Low turnout and vote abuses marred Sunday elections meant to complete democratic transition in Mali, after a coup last year led to an Islamist takeover of the north that was crushed by French military intervention. Officials said armed men carried off ballot boxes from some bureaux in the Timbuktu region of northern Mali, preventing some people from casting their votes in the legislative poll. It was not immediately clear who was responsible. The West African country has suffered a surge in Islamist violence since President Ibrahim Boubacar Keita was elected in August in a vote that marked a return to democracy after the March 2012 coup. The military putsch plunged Mali into chaos and allowed al Qaeda-linked fighters to seize the northern two-thirds of the country. France launched a massive military operation in January that drove the Islamists from northern towns, but isolated cells have remained active.
Vote counting began after some 25,000 bureaux across the country closed at 1800 GMT. Only a fraction of the 6.7 million people registered to vote appeared to have cast their ballot and there was no sign of the long queues of voters that marked the presidential vote.
“Compared to the presidential elections the turnout was very weak.

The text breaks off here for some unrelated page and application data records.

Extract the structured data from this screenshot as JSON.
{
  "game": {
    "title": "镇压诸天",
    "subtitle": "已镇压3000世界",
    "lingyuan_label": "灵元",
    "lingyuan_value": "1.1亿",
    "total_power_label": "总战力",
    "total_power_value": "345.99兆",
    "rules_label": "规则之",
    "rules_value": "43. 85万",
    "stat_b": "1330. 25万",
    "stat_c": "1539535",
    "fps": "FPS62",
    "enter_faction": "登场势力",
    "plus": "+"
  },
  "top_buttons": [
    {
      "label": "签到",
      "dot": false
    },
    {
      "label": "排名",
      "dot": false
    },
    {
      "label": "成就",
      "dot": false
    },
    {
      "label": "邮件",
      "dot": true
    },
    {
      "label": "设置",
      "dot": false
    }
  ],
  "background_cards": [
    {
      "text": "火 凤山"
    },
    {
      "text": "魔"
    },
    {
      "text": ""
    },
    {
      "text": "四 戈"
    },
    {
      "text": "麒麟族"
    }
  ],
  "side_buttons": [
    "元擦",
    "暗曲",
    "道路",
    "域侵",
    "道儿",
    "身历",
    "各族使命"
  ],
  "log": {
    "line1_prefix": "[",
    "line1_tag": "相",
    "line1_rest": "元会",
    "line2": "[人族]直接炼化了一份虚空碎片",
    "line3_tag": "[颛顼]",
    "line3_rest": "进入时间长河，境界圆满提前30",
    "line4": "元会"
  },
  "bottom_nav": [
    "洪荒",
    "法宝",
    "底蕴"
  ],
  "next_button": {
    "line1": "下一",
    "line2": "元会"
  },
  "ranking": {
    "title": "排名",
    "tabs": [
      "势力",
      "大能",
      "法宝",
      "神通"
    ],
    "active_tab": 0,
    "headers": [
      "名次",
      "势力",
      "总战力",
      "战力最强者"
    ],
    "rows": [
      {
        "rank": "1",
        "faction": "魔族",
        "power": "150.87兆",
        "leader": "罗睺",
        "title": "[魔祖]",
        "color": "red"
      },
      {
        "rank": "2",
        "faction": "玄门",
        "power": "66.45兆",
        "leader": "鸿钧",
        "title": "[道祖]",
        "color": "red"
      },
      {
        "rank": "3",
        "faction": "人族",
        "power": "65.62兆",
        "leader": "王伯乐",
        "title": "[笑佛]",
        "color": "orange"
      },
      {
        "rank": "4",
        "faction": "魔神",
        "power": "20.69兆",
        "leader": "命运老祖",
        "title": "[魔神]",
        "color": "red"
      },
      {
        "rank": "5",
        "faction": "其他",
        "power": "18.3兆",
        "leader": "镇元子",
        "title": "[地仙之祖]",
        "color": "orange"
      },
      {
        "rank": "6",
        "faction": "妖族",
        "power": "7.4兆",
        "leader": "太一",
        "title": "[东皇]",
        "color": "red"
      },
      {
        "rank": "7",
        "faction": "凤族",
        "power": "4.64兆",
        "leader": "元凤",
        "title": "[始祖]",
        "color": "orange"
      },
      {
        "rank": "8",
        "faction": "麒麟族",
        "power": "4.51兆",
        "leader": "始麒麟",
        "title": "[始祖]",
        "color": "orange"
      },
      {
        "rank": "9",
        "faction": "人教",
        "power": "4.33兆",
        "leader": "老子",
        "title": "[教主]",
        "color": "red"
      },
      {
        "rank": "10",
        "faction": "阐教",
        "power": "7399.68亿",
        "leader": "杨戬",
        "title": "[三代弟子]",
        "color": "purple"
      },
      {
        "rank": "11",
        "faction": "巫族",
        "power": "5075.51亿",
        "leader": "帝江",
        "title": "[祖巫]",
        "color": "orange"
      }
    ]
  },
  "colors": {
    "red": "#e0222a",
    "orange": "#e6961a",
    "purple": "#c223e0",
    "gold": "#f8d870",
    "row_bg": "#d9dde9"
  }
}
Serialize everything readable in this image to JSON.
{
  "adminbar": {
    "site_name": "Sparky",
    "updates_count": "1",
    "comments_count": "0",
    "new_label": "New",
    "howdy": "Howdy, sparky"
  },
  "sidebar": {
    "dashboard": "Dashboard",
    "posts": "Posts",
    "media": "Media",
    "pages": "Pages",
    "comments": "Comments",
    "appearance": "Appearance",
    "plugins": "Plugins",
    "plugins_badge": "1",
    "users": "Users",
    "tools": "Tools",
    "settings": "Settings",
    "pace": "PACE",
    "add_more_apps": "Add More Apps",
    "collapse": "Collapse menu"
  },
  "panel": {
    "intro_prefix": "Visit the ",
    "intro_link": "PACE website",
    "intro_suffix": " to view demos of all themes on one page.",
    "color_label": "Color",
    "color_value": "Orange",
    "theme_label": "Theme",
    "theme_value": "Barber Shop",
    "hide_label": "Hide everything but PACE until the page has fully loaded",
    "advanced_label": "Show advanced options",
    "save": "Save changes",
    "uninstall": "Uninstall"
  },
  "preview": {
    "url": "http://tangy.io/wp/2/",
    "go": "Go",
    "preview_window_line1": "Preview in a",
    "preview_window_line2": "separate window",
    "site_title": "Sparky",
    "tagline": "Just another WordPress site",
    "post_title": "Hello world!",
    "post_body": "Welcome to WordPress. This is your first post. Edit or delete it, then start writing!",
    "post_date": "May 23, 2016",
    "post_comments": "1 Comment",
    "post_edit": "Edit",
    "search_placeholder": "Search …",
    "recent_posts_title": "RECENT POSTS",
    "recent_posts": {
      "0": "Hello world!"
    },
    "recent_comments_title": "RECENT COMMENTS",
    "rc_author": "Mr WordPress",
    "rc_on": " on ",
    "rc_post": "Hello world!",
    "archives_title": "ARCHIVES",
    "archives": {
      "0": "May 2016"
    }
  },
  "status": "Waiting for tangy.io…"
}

In my bureau, we didn’t even get a third of the voters,” said Oumar Samake, president of a voting bureau in Bamako. “Political parties have to do more to inform their voters.”
Full Article: Mali election marred by low turnout and voting abuses.